5 Things I've Learned About Pleasing the Crowd
February 1, 2012
By Jeff Kazee
Southside Johnny and the Asbury Jukes’ mix of loud guitars, thunderous brass, a fantastically salty singer/storyteller, and rocking piano and
Hammond B-3 has inspired me since I joined the band in 1998. Here are the five most important things I’ve learned playing in my band that I’m convinced will help you play in yours.
1. Hammond as Horn Section
Horns can be an amazing addition to a band, but they often occupy the same sonic space as the Hammond organ. On fast rock tunes, I often use the Hammond as a faux second horn section, answering their riffs with punches of my own in the cracks. This creates a ping-pong rhythm that can help a song climb higher on those extended jams towards the end. I prefer fast Leslie speed for this.
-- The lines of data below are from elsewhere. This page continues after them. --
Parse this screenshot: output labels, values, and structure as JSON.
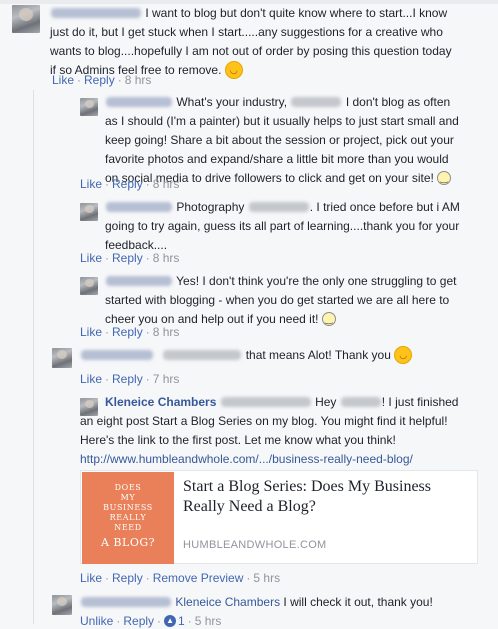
{
  "comments": [
    {
      "id": "c1",
      "body": "I want to blog but don't quite know where to start...I know just do it, but I get stuck when I start.....any suggestions for a creative who wants to blog....hopefully I am not out of order by posing this question today if so Admins feel free to remove.",
      "actions": {
        "like": "Like",
        "reply": "Reply",
        "time": "8 hrs"
      }
    },
    {
      "id": "r1",
      "body_a": "What's your industry,",
      "body_b": "I don't blog as often as I should (I'm a painter) but it usually helps to just start small and keep going! Share a bit about the session or project, pick out your favorite photos and expand/share a little bit more than you would on social media to drive followers to click and get on your site!",
      "actions": {
        "like": "Like",
        "reply": "Reply",
        "time": "8 hrs"
      }
    },
    {
      "id": "r2",
      "body_a": "Photography",
      "body_b": ". I tried once before but i AM going to try again, guess its all part of learning....thank you for your feedback....",
      "actions": {
        "like": "Like",
        "reply": "Reply",
        "time": "8 hrs"
      }
    },
    {
      "id": "r3",
      "body": "Yes! I don't think you're the only one struggling to get started with blogging - when you do get started we are all here to cheer you on and help out if you need it!",
      "actions": {
        "like": "Like",
        "reply": "Reply",
        "time": "8 hrs"
      }
    },
    {
      "id": "r4",
      "body": "that means Alot! Thank you",
      "actions": {
        "like": "Like",
        "reply": "Reply",
        "time": "7 hrs"
      }
    },
    {
      "id": "r5",
      "author": "Kleneice Chambers",
      "body_a": "Hey",
      "body_b": "! I just finished an eight post Start a Blog Series on my blog. You might find it helpful! Here's the link to the first post. Let me know what you think!",
      "url": "http://www.humbleandwhole.com/.../business-really-need-blog/",
      "preview": {
        "img_lines": [
          "DOES",
          "MY",
          "BUSINESS",
          "REALLY",
          "NEED"
        ],
        "img_big": "A BLOG?",
        "title": "Start a Blog Series: Does My Business Really Need a Blog?",
        "domain": "HUMBLEANDWHOLE.COM"
      },
      "actions": {
        "like": "Like",
        "reply": "Reply",
        "remove_preview": "Remove Preview",
        "time": "5 hrs"
      }
    },
    {
      "id": "r6",
      "mention": "Kleneice Chambers",
      "body": "I will check it out, thank you!",
      "actions": {
        "unlike": "Unlike",
        "reply": "Reply",
        "like_count": "1",
        "time": "5 hrs"
      }
    }
  ],
  "colors": {
    "link": "#365899",
    "action": "#4267b2",
    "meta": "#90949c",
    "preview_bg": "#e9805a"
  },
  "icons": [
    "hugging-face-emoji",
    "slightly-smiling-emoji",
    "like-thumb-icon"
  ]
}
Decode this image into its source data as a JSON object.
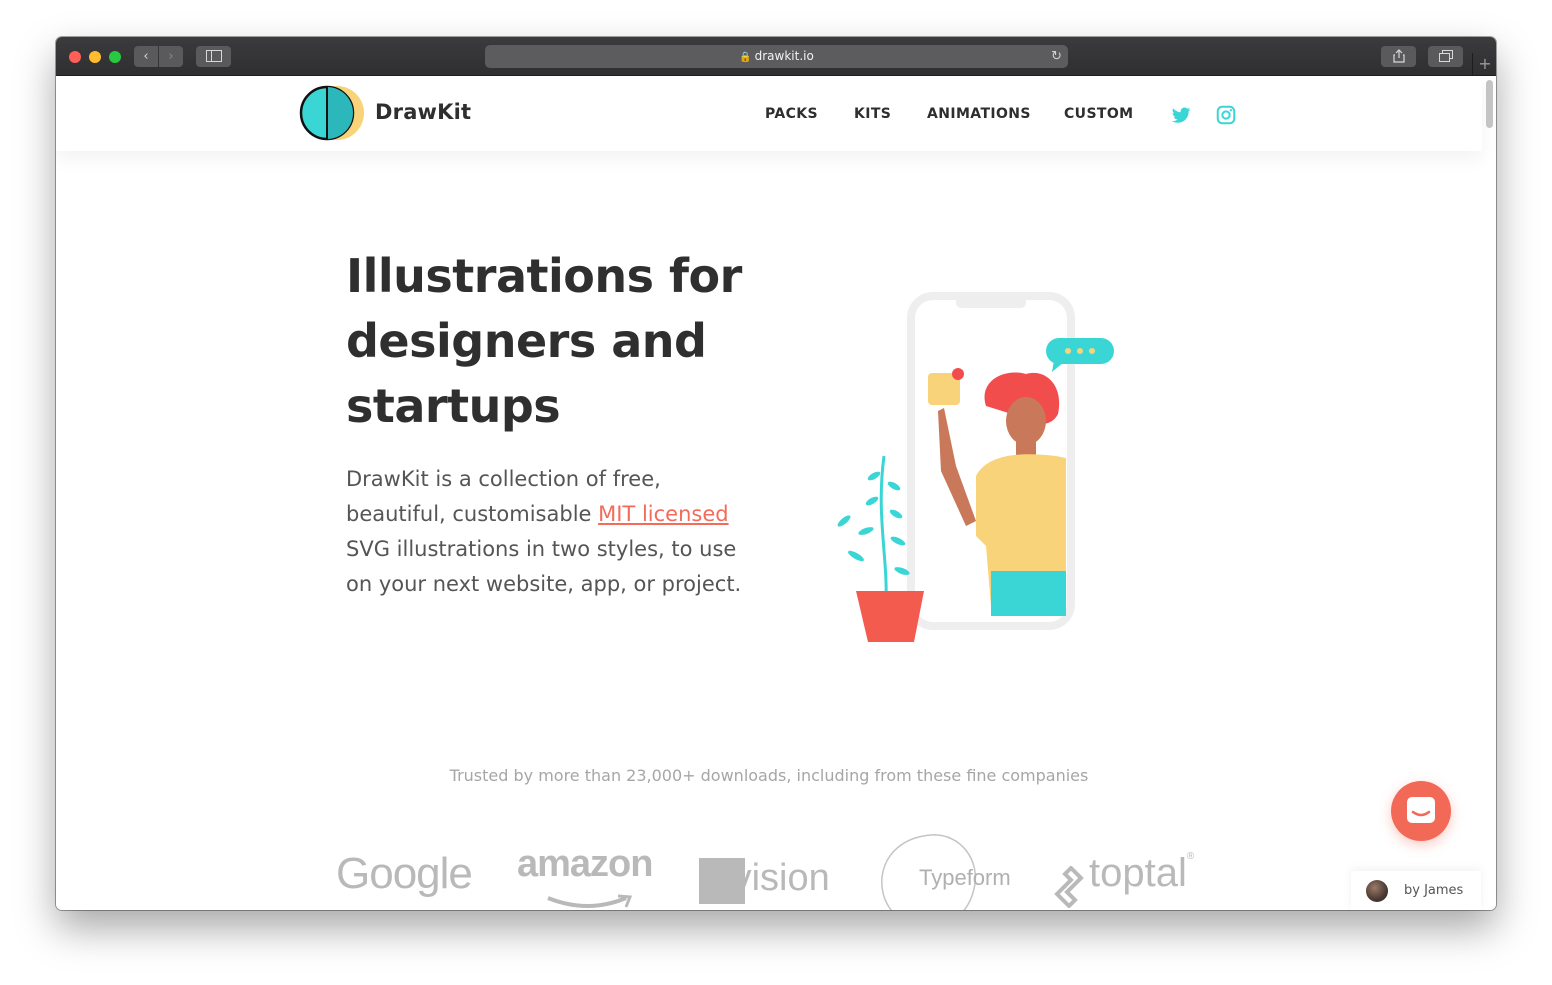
{
  "browser": {
    "url": "drawkit.io",
    "back_icon": "chevron-left-icon",
    "forward_icon": "chevron-right-icon",
    "sidebar_icon": "sidebar-icon",
    "share_icon": "share-icon",
    "tabs_icon": "tabs-icon",
    "new_tab": "+"
  },
  "header": {
    "brand": "DrawKit",
    "nav": [
      "PACKS",
      "KITS",
      "ANIMATIONS",
      "CUSTOM"
    ],
    "social": [
      "twitter-icon",
      "instagram-icon"
    ]
  },
  "hero": {
    "title": "Illustrations for designers and startups",
    "desc_before": "DrawKit is a collection of free, beautiful, customisable ",
    "desc_link": "MIT licensed",
    "desc_after": " SVG illustrations in two styles, to use on your next website, app, or project."
  },
  "trusted": {
    "text": "Trusted by more than 23,000+ downloads, including from these fine companies",
    "companies": [
      "Google",
      "amazon",
      "invision",
      "Typeform",
      "toptal"
    ]
  },
  "widget": {
    "by": "by James"
  },
  "colors": {
    "accent": "#f36b5b",
    "teal": "#3ad6d6",
    "yellow": "#f9d37a"
  }
}
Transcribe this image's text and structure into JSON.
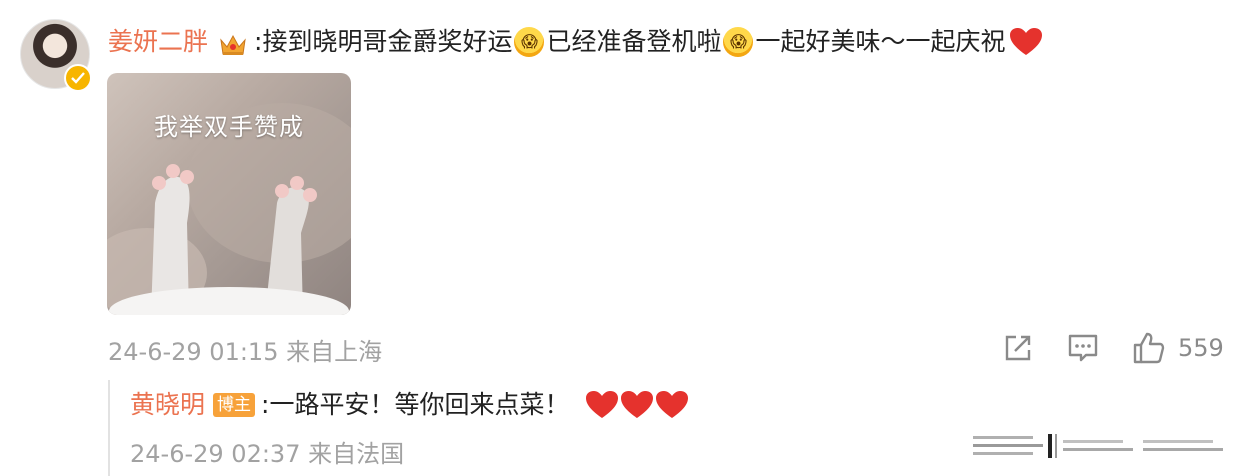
{
  "post": {
    "author": "姜妍二胖",
    "text_part1": ":接到晓明哥金爵奖好运",
    "text_part2": "已经准备登机啦",
    "text_part3": "一起好美味～一起庆祝",
    "emoji1": "😱",
    "emoji2": "😱",
    "image_caption": "我举双手赞成",
    "timestamp": "24-6-29 01:15",
    "location": "来自上海",
    "like_count": "559"
  },
  "reply": {
    "author": "黄晓明",
    "badge": "博主",
    "text": ":一路平安！等你回来点菜！",
    "timestamp": "24-6-29 02:37",
    "location": "来自法国"
  },
  "icons": {
    "share": "share-icon",
    "comment": "comment-icon",
    "like": "thumbs-up-icon",
    "verified": "verified-icon",
    "crown": "crown-icon",
    "heart": "heart-icon"
  },
  "colors": {
    "username": "#eb7350",
    "badge": "#f7a23a",
    "meta": "#a2a2a2",
    "heart": "#e5322d",
    "verified": "#f7b500"
  }
}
2. Go Off the Set List
Not only do the Asbury Jukes have over 175 original tunes, we also know countless covers and aren’t afraid to pull from outside the set list. Did a famous musician die that week? We might play a musical tribute to him or her. Gigging in Baltimore? We might add Graham Parson’s “Baltimore” to the set.
3. Resist the Urge to Fill
In our band, chances are that Guitarist 1 is filling, and if he isn’t, Guitarist 2 is. Often times, I channel my inner Benmont Tench and keep it simple. Ever hear a Tom Petty solo section and wonder where the rest of the solo went? Sometimes, the best fill is the one you don’t play.
4. Dialogue with the Singer
Extended spoken intros over music can make the difference between a good show and an unforgettable one. Often, I complement Southside Johnny’s narrative with compelling musical conversation, guiding the volume and pace of the band via riffs that react to his words and tone. Watch your singer’s body language—it will let you know if the two of you are telling the same story.
5. Entertain Them
While some in the audience might know all the words to your songs, many of them don’t and are waiting for you to win them over. Even the smallest interaction with your fellow musicians and audience members can go a long way.
Watch Jeff play with Early Elton, his Elton John tribute band.